WHAT THE EXERCISE ASKS:
Starting at the line below that contains "Give me the", print each line through the end of the records exactly as it appears.

==== SOURCE RECORDS

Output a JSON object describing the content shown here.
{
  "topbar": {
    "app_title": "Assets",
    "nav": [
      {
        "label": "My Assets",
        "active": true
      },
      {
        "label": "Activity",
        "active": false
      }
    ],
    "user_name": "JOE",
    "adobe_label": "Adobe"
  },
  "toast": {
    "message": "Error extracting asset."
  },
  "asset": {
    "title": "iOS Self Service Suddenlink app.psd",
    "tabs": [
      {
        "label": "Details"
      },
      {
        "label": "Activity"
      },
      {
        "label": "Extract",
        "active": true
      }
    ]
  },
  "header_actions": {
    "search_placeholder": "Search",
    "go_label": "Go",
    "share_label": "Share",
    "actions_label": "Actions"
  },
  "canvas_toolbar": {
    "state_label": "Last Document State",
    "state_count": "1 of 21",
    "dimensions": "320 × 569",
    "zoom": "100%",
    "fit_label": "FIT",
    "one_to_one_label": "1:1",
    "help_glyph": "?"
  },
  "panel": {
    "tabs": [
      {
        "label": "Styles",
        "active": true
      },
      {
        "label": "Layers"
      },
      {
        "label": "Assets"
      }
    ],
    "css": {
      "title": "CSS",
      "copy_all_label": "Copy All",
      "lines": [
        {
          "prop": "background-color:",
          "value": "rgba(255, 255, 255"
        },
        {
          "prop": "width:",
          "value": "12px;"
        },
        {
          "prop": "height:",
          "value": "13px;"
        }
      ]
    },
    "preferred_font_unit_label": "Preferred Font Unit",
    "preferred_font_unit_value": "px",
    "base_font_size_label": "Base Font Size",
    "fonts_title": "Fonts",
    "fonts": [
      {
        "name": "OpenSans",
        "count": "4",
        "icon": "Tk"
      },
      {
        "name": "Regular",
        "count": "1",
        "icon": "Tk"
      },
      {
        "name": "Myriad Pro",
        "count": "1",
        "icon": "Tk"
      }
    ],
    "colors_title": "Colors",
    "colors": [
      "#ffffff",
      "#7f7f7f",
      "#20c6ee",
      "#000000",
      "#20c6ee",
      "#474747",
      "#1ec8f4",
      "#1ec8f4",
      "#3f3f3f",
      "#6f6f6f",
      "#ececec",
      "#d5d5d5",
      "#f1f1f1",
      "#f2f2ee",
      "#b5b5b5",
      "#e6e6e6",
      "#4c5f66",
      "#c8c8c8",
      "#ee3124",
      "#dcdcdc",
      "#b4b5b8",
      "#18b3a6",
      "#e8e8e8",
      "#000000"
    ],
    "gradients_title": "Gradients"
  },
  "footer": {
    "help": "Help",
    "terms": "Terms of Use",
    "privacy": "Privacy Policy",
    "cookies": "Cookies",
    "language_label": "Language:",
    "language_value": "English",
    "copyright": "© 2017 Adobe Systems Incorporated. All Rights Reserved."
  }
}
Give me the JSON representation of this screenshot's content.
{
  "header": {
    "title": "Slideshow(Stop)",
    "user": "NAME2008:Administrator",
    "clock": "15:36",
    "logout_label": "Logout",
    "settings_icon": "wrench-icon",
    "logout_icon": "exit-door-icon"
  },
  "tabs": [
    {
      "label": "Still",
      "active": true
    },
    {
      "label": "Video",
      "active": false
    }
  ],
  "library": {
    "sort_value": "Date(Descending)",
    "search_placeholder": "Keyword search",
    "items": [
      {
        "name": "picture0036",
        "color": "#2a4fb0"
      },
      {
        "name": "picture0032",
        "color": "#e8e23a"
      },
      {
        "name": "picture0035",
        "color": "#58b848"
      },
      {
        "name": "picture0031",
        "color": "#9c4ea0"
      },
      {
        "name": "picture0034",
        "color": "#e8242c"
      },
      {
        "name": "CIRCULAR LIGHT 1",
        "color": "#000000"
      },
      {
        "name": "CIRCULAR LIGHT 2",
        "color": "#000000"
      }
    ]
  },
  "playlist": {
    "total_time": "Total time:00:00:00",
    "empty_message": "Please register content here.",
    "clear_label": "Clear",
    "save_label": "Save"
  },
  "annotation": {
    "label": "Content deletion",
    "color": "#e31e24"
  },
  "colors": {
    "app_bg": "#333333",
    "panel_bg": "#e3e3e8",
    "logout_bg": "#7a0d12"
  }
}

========

RESULT:
Give me the JSON representation of this screenshot's content.
{
  "header": {
    "title": "Slideshow(Stop)",
    "user": "NAME2008:Administrator",
    "clock": "15:36",
    "logout_label": "Logout",
    "settings_icon": "wrench-icon",
    "logout_icon": "exit-door-icon"
  },
  "tabs": [
    {
      "label": "Still",
      "active": true
    },
    {
      "label": "Video",
      "active": false
    }
  ],
  "library": {
    "sort_value": "Date(Descending)",
    "search_placeholder": "Keyword search",
    "items": [
      {
        "name": "picture0036",
        "color": "#2a4fb0"
      },
      {
        "name": "picture0032",
        "color": "#e8e23a"
      },
      {
        "name": "picture0035",
        "color": "#58b848"
      },
      {
        "name": "picture0031",
        "color": "#9c4ea0"
      },
      {
        "name": "picture0034",
        "color": "#e8242c"
      },
      {
        "name": "CIRCULAR LIGHT 1",
        "color": "#000000"
      },
      {
        "name": "CIRCULAR LIGHT 2",
        "color": "#000000"
      }
    ]
  },
  "playlist": {
    "total_time": "Total time:00:00:00",
    "empty_message": "Please register content here.",
    "clear_label": "Clear",
    "save_label": "Save"
  },
  "annotation": {
    "label": "Content deletion",
    "color": "#e31e24"
  },
  "colors": {
    "app_bg": "#333333",
    "panel_bg": "#e3e3e8",
    "logout_bg": "#7a0d12"
  }
}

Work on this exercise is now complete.